- **To do**: Scan the records below. List lines holding "name".

- **Extracted information**:
BEGIN

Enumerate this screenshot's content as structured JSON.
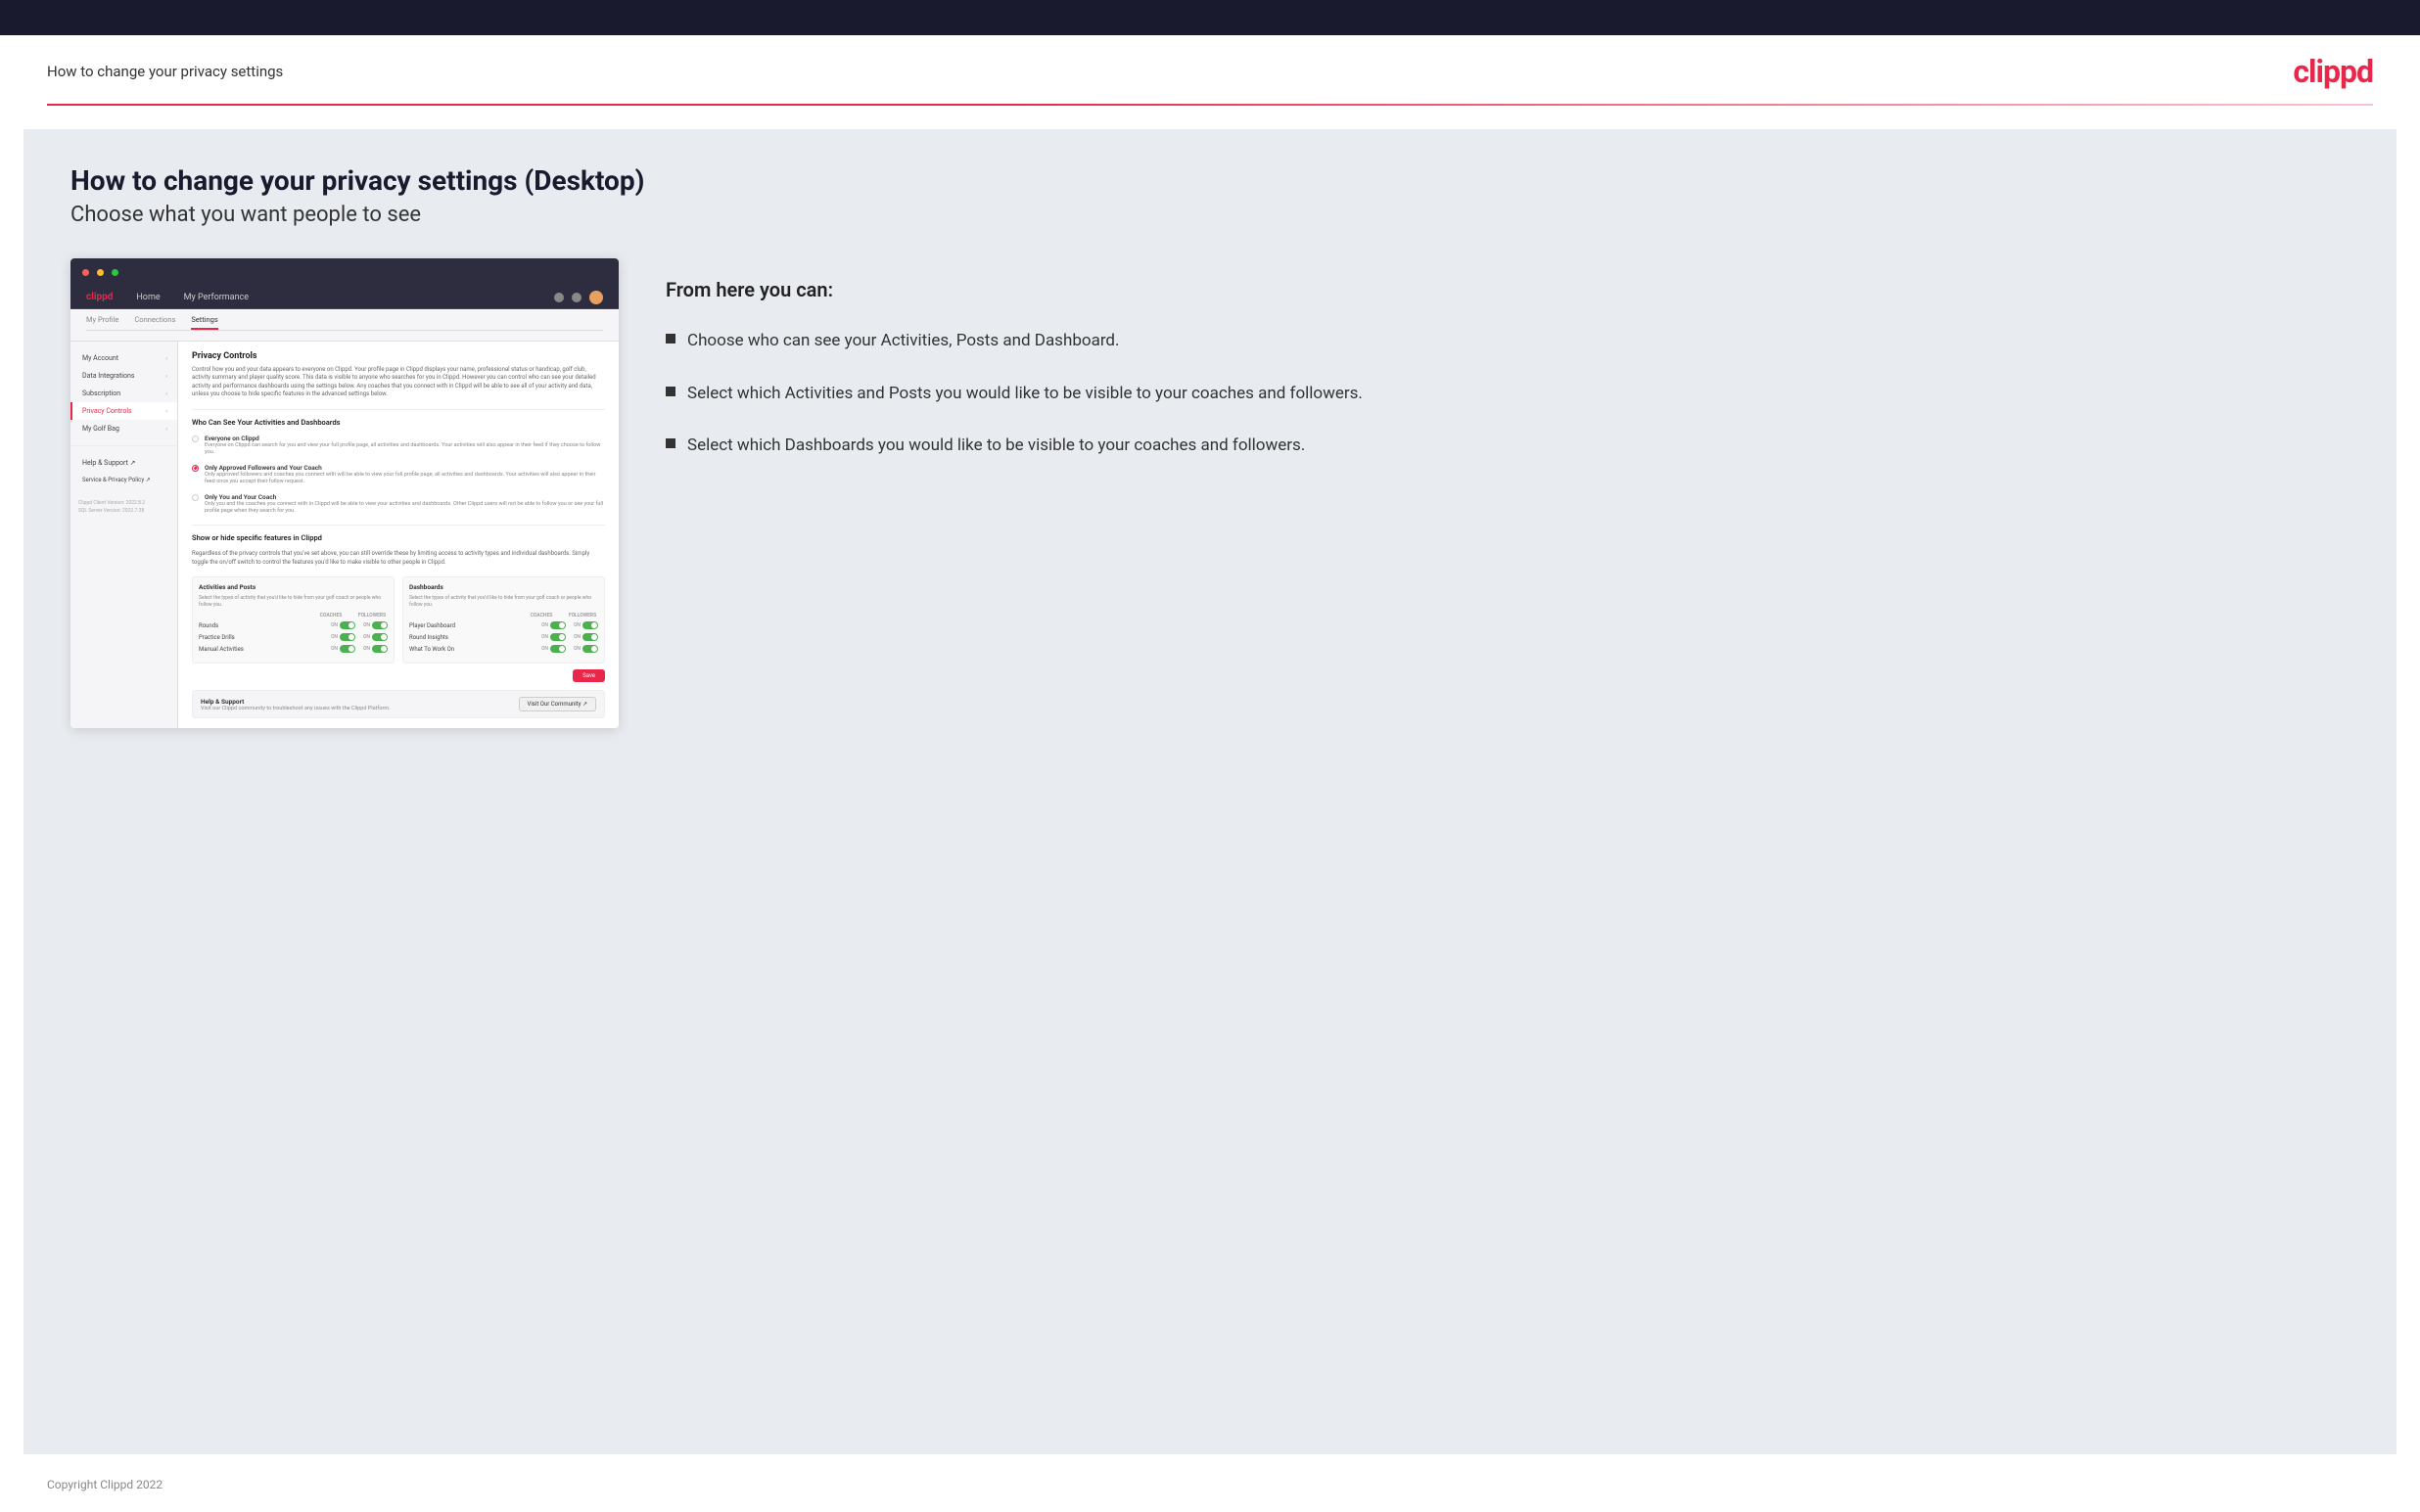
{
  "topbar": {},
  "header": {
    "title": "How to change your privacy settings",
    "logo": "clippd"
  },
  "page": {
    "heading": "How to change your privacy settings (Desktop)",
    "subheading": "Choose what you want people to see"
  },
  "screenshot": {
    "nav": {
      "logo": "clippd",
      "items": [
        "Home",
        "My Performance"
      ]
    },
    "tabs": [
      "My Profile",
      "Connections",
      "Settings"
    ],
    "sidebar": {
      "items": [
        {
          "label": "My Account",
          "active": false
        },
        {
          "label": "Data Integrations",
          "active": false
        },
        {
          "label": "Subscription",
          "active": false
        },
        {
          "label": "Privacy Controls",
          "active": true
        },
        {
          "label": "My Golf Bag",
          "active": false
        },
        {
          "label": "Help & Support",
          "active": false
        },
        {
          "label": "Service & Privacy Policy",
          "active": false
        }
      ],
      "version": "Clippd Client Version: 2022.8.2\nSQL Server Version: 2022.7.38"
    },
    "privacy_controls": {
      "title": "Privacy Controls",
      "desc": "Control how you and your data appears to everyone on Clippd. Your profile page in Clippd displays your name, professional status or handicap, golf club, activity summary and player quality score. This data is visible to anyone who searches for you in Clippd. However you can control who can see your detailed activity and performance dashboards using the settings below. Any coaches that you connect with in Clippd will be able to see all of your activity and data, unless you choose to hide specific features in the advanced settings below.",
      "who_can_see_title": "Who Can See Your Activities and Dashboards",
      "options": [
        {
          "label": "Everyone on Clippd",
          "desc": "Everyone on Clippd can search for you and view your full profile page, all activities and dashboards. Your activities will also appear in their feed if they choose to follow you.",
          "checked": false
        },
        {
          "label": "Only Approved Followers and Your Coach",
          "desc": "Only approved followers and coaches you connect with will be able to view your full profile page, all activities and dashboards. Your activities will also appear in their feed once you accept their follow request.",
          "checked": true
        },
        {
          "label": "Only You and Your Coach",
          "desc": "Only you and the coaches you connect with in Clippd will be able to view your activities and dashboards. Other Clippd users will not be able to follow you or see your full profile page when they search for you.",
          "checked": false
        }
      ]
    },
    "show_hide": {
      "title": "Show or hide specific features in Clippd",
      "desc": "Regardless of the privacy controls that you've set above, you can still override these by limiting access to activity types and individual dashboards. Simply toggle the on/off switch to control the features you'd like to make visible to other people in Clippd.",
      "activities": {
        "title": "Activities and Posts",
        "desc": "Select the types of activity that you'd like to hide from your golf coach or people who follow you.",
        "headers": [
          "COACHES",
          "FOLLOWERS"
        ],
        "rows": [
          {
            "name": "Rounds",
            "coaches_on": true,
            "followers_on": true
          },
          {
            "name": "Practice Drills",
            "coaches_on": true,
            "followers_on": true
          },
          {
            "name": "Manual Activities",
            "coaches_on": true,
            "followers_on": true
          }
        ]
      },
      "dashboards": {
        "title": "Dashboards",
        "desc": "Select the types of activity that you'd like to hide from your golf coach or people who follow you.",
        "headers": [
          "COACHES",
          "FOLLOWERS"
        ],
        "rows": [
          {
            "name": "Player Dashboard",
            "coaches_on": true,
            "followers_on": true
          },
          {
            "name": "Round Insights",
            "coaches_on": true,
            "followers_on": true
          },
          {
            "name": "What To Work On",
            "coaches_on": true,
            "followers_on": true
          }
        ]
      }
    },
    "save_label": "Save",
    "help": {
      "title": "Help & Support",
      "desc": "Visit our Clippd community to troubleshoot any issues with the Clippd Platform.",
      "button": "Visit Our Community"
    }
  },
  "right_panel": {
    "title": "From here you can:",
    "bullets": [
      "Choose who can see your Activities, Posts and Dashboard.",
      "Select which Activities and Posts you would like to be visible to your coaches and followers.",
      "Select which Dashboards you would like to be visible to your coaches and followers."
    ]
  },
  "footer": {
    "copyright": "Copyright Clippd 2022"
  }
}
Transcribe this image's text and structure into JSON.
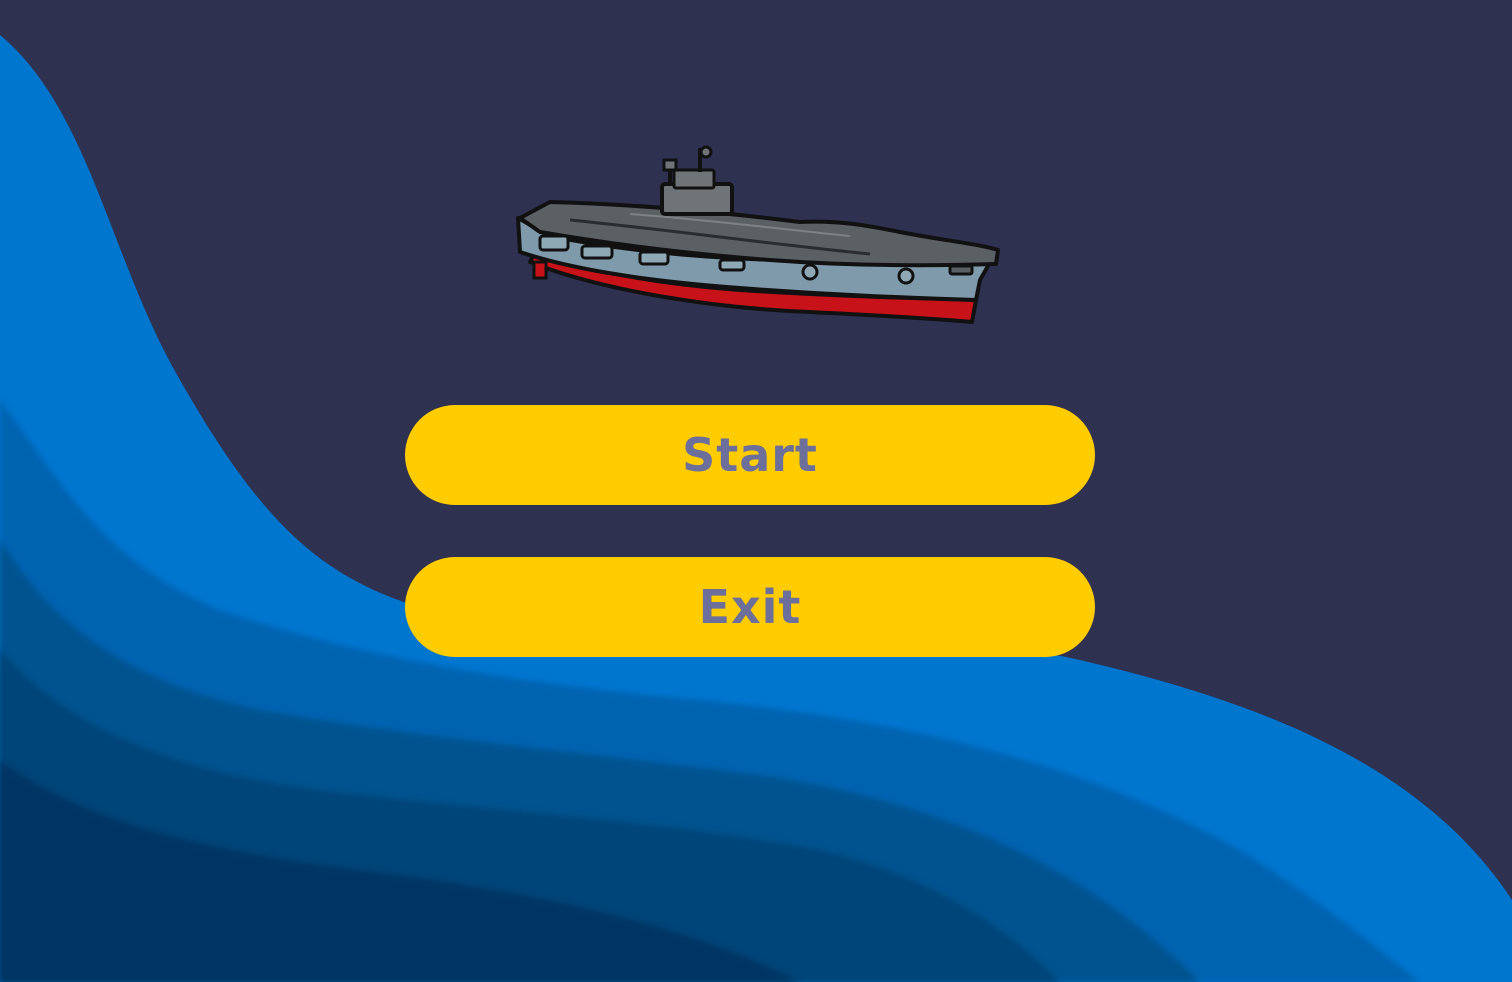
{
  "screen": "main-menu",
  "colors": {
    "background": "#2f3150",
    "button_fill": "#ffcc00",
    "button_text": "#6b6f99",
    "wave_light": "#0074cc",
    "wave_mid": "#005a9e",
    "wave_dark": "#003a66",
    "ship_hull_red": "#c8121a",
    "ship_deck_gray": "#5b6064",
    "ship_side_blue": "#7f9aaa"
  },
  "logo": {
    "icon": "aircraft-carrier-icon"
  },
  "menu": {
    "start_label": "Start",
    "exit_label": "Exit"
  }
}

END

- **Solution for this problem**:
      "desc": "Control how you and your data appears to everyone on Clippd. Your profile page in Clippd displays your name, professional status or handicap, golf club, activity summary and player quality score. This data is visible to anyone who searches for you in Clippd. However you can control who can see your detailed activity and performance dashboards using the settings below. Any coaches that you connect with in Clippd will be able to see all of your activity and data, unless you choose to hide specific features in the advanced settings below.",
            "name": "Rounds",
            "name": "Practice Drills",
            "name": "Manual Activities",
            "name": "Player Dashboard",
            "name": "Round Insights",
            "name": "What To Work On",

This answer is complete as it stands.